The paper sets out additional changes to those proposed in CP23/5 for the Cycle 2 data collection period in order to capture all relevant data in 2023. The main proposal introduces a 12-monthly reporting window for Cycle 2 data, rather than 6-monthly as specified in PS23/1. Under these proposals, the PSR is likely only to need to run one more cycle of data collection (to collect 2024 data), rather than another three under the current scheme.

The consultation period is open until 5.00 pm on 22 September 2023.

PSR Consultation Paper (CP23/8): APP scams: Measure 1: Cycle 2 - Additional changes to timelines and reporting periods


Advertising Standards Authority

Equity release mortgage advertising - ASA publishes ruling - 13 September 2023

The Advertising Standards Authority (ASA) has published a ruling (A23-1192981) against Key Retirement Solutions Ltd (KRS), a mortgage broker trading as Key Equity Release. The ruling relates to a televised advertisement run by KRS in January 2023 for one of its equity release mortgage products.
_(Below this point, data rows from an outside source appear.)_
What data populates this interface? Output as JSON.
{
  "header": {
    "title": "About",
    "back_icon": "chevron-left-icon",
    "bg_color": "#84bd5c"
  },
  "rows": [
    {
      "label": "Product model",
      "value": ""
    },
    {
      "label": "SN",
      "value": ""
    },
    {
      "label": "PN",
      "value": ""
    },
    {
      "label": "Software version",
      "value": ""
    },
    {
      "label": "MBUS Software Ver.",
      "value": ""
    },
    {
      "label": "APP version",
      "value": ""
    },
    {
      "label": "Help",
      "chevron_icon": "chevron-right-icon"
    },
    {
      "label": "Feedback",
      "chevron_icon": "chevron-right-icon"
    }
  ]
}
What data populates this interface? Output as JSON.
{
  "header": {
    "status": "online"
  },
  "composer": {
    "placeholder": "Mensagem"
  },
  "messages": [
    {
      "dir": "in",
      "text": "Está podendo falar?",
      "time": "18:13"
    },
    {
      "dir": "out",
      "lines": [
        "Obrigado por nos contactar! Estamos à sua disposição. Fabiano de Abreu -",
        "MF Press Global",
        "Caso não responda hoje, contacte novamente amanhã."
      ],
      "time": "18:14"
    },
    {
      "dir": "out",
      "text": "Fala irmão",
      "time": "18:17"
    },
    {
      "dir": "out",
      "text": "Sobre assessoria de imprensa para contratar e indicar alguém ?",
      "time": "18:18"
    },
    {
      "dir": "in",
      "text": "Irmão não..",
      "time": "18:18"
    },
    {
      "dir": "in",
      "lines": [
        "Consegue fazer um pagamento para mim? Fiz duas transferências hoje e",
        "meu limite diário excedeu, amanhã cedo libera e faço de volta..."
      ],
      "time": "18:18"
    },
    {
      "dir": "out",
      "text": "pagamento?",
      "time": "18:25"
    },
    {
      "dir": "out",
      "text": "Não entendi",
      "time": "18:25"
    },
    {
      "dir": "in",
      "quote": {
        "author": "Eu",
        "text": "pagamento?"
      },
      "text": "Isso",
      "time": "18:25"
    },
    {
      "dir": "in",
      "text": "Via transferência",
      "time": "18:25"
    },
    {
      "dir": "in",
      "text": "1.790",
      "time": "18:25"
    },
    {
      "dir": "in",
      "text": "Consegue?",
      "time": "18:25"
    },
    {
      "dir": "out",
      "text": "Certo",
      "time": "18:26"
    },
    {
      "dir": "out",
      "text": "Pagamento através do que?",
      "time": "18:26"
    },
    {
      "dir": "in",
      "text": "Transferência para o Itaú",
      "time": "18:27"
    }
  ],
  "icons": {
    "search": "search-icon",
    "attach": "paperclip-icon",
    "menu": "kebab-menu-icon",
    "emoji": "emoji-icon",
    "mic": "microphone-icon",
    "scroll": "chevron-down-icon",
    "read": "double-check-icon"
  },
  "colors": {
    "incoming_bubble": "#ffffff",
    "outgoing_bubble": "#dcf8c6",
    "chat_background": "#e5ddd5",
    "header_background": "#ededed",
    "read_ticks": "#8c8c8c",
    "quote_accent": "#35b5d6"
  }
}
The ASA raised two issues when challenging the advertisement. First, that KRS had irresponsibly appealed to fear regarding potential high mortgage rates and, secondly, it had misleadingly implied that the product was comparable to a normal mortgage.

In the ruling, the ASA upheld the complaint in respect to both issues. The advertisement was seen in the wider context of the increasing cost of living and targeted at older customers in financial difficulties. The ASA judged that the language of the advertisement risked exploiting some viewers’ concerns about their finances and fear of increased future mortgage repayments. Furthermore, the ASA decided customers might infer from the voice-over in the advertisement that a mortgage could be straightforwardly substituted for the product at the end of an existing deal. Although the on-screen text provided some information about the risks associated with the product, the ASA deemed the text setting out the risks had less prominence than the voice-over which detailed the product’s benefits.

As a result of the ruling, the advertisement must not be broadcast again in the same format. The ASA also states that it has since cautioned KRS not to exploit the financial fears of vulnerable customers and to make clear the risks of its products in future promotions.

ASA Ruling on Key Retirement Solutions Ltd t/a Key Equity Release (A23-1192981)